PROBLEM DESCRIPTION
Tell how many lines in the records contain the word "données"; the number alone is the answer.
━━━━━━━━━━━━━━━━━━━━━━━━━━━━━━
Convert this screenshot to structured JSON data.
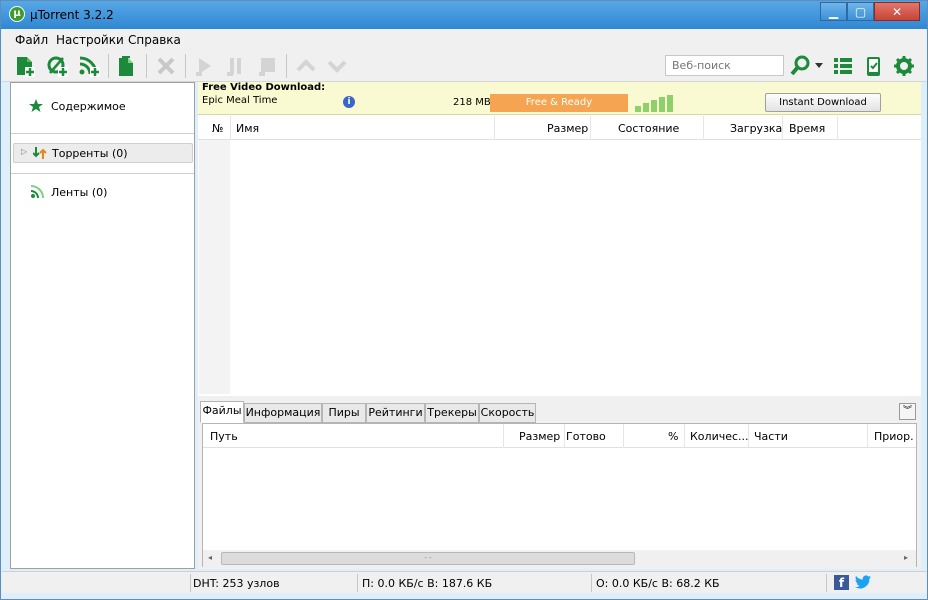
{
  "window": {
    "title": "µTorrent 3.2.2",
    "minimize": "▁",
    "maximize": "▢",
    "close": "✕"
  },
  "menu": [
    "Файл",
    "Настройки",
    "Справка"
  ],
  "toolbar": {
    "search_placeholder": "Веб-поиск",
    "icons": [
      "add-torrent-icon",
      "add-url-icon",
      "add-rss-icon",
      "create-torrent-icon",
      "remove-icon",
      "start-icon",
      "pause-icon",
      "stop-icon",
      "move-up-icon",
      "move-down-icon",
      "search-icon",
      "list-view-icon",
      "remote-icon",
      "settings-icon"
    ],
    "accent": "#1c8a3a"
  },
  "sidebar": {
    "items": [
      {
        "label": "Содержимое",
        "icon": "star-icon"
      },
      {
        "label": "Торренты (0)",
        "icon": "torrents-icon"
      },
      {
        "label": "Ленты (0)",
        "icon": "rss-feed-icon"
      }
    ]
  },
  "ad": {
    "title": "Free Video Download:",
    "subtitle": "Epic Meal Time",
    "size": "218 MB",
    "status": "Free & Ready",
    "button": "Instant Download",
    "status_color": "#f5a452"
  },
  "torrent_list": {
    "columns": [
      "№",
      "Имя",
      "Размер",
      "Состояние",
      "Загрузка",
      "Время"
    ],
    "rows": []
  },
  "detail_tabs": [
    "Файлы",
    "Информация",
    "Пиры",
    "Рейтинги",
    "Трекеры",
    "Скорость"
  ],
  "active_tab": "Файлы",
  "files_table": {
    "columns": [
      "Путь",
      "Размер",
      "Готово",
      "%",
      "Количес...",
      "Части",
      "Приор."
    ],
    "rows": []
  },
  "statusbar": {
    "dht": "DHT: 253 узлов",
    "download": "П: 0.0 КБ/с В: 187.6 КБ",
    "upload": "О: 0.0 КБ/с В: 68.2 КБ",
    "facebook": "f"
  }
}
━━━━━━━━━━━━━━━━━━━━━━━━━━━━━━
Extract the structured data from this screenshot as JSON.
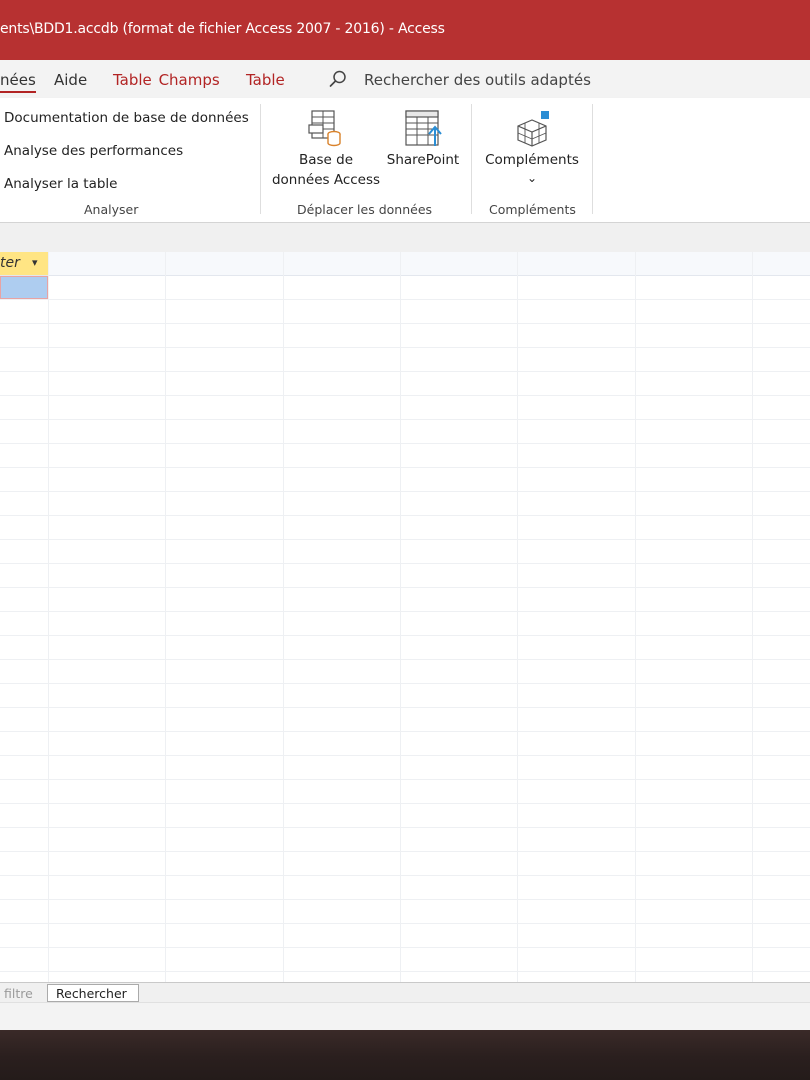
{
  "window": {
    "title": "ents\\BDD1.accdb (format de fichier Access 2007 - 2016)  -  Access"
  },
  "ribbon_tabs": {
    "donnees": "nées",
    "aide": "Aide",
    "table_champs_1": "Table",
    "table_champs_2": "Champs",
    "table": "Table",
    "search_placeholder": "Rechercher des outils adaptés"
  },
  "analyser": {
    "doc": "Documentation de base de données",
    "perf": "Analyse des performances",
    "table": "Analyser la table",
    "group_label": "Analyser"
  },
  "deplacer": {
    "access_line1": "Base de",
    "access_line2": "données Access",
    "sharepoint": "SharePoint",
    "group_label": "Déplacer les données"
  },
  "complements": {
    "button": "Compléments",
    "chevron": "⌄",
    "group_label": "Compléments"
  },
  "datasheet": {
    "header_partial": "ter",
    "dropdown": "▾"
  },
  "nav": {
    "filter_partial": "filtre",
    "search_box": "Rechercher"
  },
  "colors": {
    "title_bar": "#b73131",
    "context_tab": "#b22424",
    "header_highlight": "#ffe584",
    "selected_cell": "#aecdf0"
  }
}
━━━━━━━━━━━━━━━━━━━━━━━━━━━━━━
COMPLETED EXERCISE
3